**What to do**
Your task is to filter the data below down to the lines holding "FPGA".

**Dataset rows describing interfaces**
========

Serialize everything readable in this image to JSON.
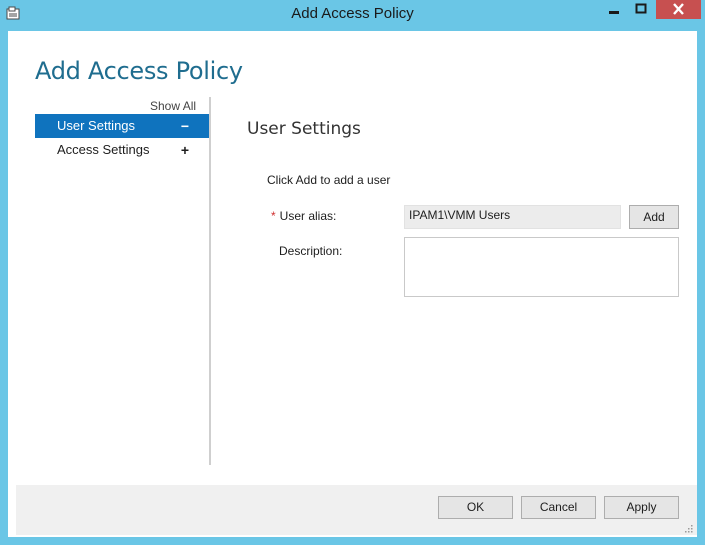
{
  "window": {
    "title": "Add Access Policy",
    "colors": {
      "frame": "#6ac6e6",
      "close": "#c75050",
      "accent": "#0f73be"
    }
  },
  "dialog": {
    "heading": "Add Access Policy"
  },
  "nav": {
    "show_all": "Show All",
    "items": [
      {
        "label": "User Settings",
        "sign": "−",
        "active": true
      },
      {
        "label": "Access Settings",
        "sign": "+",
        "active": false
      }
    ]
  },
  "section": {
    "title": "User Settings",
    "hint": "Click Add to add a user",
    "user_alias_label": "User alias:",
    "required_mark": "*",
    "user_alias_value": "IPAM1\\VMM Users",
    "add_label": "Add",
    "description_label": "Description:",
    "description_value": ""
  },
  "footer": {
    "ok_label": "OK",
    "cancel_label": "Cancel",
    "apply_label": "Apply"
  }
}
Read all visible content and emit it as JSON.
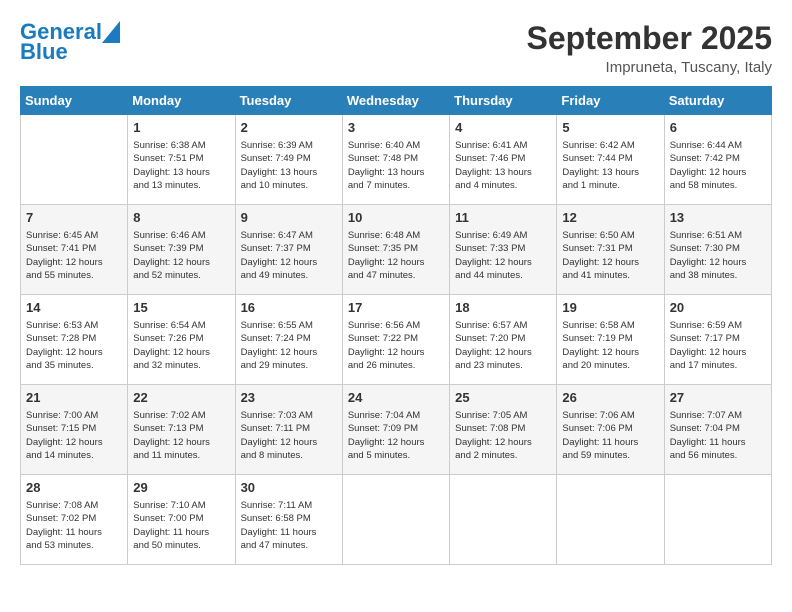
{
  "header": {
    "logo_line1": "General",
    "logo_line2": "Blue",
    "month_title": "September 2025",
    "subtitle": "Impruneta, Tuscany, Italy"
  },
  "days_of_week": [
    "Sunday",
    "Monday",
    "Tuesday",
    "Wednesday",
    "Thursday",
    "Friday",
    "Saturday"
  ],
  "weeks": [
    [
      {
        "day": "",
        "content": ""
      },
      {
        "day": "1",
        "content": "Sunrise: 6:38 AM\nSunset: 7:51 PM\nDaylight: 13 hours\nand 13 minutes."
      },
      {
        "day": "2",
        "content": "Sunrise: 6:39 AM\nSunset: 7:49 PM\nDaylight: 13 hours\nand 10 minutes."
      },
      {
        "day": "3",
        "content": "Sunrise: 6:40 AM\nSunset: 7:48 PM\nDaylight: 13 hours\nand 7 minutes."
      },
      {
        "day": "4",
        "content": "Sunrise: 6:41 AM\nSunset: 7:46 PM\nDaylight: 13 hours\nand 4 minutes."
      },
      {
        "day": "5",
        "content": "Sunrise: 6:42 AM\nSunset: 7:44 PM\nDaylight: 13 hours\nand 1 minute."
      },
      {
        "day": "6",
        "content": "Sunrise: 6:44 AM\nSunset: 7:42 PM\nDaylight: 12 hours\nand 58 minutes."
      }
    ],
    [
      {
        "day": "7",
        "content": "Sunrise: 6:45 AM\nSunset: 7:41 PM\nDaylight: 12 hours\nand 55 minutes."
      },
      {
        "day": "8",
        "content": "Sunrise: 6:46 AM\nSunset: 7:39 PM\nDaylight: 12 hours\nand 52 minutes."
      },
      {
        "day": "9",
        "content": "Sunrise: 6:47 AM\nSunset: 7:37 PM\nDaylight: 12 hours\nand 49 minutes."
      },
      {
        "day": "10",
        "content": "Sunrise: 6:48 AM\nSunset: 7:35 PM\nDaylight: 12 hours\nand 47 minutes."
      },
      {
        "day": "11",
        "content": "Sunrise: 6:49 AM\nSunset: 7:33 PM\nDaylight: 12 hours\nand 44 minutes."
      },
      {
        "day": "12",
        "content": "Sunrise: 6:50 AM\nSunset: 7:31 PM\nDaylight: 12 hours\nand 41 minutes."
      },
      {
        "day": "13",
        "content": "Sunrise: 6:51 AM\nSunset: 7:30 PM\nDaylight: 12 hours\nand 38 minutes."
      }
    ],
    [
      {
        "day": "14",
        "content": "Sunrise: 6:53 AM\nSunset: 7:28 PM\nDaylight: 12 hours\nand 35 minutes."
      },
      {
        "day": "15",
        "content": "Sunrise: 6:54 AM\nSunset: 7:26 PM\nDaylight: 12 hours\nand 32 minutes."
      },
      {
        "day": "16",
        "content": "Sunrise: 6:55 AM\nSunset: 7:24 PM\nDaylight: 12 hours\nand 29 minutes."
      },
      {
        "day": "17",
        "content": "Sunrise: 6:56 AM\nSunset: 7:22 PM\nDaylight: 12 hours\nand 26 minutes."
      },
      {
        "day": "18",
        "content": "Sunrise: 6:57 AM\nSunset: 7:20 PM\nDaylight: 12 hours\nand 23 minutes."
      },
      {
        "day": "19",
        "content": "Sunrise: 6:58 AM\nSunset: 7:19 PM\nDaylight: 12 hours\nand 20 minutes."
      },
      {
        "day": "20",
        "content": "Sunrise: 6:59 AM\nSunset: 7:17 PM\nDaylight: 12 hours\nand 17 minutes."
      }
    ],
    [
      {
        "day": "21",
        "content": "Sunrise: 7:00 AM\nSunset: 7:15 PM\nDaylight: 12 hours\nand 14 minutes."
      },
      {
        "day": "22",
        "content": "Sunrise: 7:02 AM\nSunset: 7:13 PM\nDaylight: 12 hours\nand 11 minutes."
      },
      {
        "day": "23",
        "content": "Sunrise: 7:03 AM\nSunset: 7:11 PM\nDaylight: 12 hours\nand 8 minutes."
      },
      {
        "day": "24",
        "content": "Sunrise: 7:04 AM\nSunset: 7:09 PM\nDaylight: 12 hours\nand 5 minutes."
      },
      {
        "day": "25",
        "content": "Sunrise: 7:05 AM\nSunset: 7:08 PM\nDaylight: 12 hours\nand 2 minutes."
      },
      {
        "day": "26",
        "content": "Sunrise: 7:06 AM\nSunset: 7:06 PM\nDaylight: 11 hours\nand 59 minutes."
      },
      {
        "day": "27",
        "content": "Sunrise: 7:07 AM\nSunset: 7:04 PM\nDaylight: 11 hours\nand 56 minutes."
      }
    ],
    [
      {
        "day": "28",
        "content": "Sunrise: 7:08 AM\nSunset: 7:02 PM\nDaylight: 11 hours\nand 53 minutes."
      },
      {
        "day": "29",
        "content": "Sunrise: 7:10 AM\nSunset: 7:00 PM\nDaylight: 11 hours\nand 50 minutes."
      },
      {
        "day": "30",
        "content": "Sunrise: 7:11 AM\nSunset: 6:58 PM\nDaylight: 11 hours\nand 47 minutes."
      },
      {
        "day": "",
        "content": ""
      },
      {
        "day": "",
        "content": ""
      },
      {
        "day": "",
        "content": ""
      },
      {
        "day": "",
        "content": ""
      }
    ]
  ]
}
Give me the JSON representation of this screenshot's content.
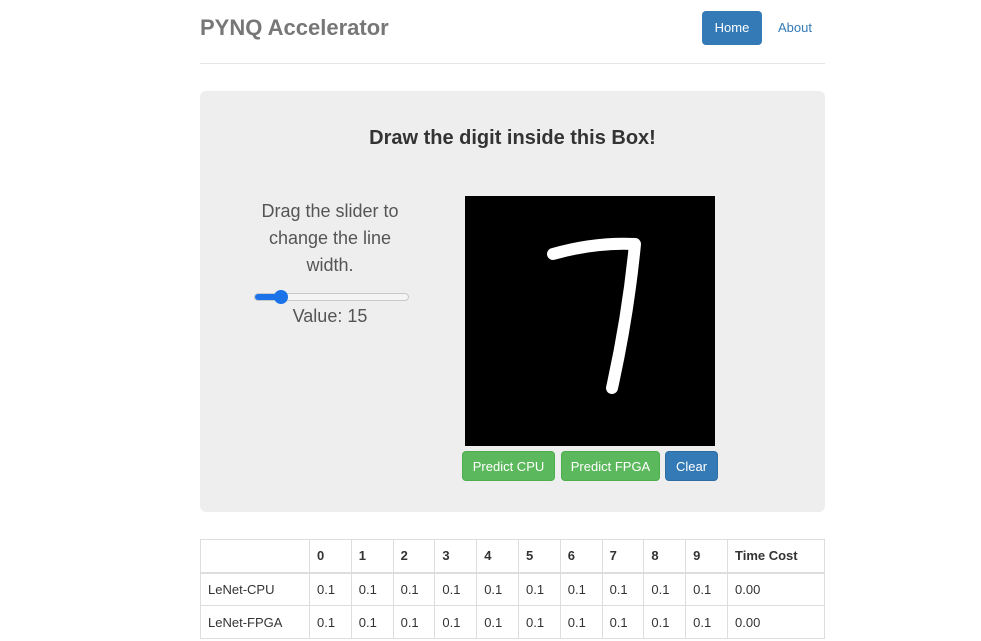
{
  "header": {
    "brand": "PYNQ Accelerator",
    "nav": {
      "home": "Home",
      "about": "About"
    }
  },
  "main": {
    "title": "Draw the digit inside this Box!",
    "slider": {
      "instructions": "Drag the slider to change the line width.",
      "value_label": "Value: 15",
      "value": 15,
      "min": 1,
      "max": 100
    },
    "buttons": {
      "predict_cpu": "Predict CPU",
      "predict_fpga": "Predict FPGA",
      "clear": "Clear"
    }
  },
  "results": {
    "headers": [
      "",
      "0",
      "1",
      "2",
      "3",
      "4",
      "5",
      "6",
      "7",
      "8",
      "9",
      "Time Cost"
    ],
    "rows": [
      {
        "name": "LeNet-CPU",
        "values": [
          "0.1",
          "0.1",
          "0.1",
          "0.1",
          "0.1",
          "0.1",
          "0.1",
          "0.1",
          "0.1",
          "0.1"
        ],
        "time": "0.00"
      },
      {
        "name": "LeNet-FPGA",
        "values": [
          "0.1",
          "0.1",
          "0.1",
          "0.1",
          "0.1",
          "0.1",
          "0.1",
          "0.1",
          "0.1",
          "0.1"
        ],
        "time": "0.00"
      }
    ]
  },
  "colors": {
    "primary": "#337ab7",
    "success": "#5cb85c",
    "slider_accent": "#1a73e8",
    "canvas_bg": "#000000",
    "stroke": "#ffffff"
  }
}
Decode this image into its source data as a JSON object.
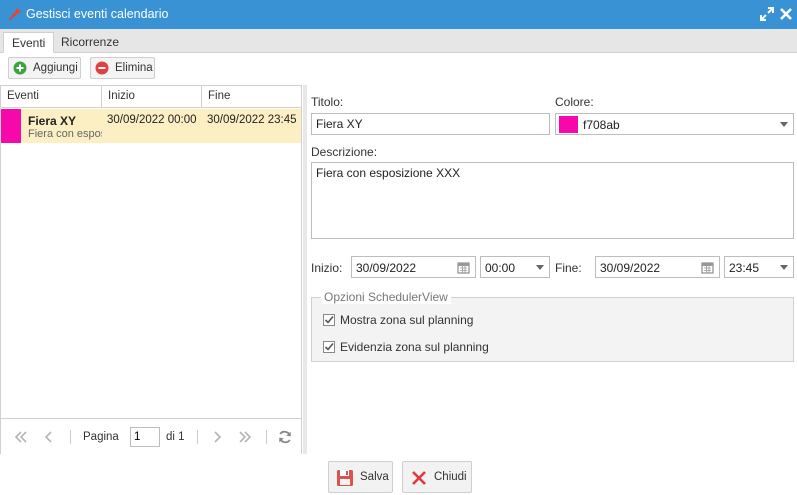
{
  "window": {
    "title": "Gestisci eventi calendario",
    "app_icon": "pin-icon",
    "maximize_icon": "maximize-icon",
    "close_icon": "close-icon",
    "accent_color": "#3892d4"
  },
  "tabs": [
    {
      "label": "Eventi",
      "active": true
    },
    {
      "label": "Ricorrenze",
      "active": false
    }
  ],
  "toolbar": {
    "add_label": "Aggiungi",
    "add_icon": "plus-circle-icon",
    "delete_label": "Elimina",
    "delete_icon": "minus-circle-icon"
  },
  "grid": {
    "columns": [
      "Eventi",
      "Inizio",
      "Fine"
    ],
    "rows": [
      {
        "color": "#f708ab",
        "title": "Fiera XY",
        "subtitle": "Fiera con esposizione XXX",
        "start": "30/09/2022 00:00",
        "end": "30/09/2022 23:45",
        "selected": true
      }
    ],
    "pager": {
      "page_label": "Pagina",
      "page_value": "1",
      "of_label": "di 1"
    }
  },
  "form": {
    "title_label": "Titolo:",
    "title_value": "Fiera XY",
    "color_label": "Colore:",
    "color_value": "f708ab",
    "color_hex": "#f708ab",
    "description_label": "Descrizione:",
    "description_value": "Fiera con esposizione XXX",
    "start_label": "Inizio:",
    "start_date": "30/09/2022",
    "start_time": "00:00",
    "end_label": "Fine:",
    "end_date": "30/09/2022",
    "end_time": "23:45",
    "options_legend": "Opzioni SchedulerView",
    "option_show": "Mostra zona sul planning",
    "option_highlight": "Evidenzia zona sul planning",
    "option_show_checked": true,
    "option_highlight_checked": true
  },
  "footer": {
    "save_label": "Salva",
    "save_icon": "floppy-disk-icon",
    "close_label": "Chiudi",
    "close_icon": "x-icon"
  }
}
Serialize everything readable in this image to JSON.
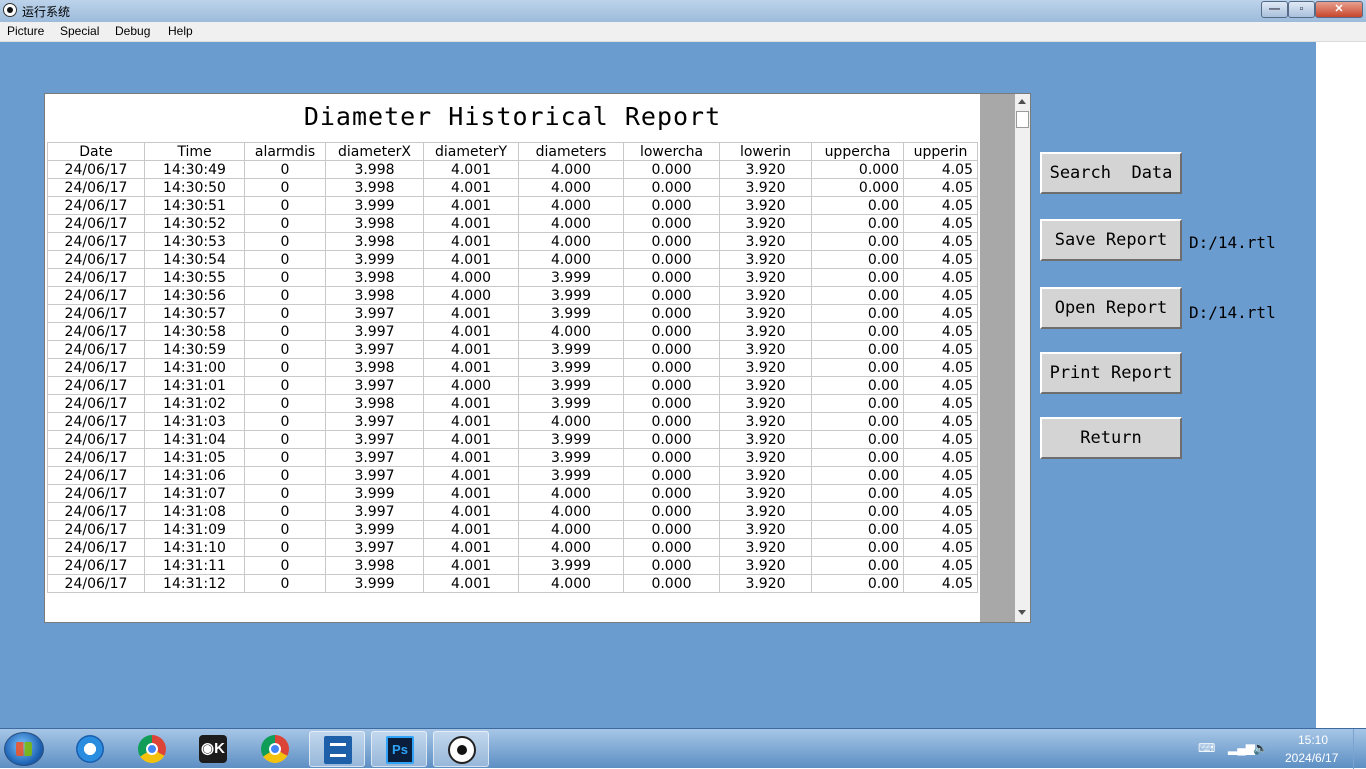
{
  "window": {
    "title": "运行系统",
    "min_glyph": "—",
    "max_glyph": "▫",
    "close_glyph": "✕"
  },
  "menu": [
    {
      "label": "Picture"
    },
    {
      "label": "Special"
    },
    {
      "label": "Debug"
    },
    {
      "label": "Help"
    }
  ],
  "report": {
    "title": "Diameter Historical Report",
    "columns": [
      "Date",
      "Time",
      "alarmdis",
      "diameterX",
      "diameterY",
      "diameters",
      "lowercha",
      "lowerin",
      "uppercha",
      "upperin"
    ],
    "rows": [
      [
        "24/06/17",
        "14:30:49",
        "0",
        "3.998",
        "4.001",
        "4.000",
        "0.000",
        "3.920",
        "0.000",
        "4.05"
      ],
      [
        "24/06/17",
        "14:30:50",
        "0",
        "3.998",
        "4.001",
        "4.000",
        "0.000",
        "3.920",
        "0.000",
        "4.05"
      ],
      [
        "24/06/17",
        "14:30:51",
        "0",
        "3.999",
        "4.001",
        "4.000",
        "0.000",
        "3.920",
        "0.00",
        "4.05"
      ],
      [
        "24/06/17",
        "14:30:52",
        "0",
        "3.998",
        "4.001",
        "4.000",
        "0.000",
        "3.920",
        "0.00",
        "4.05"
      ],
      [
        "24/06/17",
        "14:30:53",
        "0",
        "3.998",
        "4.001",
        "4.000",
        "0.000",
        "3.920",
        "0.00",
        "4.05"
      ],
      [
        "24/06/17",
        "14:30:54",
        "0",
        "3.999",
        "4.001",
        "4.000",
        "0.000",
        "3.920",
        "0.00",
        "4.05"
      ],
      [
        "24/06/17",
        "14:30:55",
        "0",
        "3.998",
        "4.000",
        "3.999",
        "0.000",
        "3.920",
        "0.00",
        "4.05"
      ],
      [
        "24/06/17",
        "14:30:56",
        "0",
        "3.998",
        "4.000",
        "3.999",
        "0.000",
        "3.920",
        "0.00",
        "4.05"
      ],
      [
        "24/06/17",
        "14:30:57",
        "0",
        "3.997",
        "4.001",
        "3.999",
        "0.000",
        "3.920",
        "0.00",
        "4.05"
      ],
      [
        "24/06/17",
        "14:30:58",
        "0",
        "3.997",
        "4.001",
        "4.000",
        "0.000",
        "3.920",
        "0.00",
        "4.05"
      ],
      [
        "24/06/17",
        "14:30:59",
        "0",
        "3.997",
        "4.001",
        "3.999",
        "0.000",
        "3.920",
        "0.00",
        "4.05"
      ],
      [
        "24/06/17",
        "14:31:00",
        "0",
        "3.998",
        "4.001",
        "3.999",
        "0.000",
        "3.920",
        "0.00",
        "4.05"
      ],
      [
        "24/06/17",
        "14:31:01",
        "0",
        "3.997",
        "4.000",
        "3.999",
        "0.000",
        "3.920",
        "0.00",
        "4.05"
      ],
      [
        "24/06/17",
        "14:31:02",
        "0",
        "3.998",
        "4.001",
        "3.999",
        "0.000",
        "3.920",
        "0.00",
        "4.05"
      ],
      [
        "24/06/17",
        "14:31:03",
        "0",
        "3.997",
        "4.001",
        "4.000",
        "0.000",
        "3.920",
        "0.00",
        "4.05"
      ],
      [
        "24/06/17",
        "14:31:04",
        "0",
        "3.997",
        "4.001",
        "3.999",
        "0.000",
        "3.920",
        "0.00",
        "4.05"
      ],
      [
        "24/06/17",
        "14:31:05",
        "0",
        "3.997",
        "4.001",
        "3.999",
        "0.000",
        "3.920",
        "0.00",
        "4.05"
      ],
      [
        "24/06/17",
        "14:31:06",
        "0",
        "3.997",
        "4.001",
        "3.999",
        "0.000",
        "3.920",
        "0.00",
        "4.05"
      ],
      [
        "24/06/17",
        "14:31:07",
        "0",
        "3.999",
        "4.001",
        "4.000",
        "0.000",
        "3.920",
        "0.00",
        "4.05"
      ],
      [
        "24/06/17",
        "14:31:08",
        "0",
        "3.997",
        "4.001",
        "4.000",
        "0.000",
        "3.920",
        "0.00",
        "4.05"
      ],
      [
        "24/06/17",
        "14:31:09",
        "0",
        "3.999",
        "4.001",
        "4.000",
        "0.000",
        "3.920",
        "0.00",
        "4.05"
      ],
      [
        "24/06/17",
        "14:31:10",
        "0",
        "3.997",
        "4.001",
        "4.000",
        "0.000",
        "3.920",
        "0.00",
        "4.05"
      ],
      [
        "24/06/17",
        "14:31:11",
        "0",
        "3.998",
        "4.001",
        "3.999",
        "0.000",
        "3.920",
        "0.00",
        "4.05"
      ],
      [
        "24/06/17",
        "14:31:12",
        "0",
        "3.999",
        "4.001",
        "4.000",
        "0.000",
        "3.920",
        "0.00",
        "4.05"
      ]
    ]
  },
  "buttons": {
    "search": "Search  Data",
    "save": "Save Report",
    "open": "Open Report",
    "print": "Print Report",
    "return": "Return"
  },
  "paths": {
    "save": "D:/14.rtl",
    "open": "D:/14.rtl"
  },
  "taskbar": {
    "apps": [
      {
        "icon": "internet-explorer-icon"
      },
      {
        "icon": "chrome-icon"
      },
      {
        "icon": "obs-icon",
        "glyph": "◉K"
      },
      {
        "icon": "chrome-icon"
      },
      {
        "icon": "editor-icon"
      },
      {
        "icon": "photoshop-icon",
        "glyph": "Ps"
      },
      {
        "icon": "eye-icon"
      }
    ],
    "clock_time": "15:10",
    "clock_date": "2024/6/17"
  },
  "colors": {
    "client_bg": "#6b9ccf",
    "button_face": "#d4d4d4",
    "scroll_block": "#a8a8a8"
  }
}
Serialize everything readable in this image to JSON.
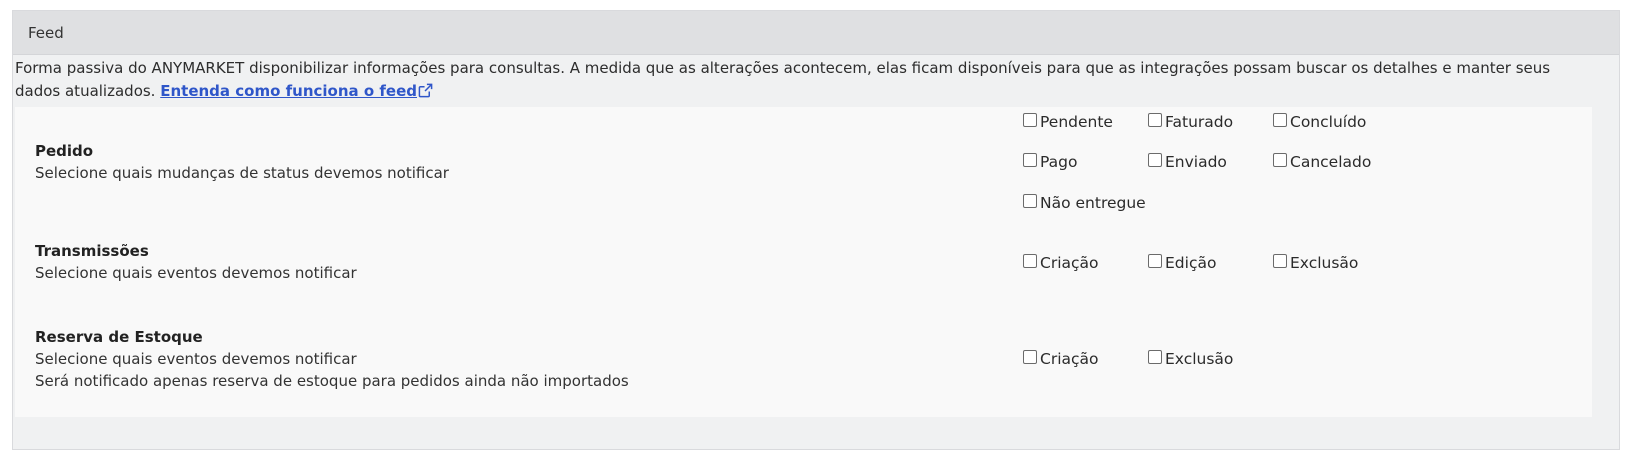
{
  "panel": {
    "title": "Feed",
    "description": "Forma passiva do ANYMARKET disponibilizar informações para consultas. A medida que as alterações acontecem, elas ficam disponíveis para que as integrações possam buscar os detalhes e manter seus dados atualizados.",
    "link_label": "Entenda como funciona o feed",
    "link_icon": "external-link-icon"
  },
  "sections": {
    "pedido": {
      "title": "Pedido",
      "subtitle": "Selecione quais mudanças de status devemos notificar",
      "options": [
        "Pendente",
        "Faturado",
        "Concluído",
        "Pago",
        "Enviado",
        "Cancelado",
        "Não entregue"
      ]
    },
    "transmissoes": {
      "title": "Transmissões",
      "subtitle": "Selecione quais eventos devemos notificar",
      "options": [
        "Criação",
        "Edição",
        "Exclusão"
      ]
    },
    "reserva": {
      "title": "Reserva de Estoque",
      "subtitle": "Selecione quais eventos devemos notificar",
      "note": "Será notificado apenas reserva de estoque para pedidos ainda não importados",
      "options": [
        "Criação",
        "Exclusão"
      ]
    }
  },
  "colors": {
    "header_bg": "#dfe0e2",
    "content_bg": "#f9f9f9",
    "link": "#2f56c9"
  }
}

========

**Output of the task**
      "predict_fpga": "Predict FPGA",
        "name": "LeNet-FPGA",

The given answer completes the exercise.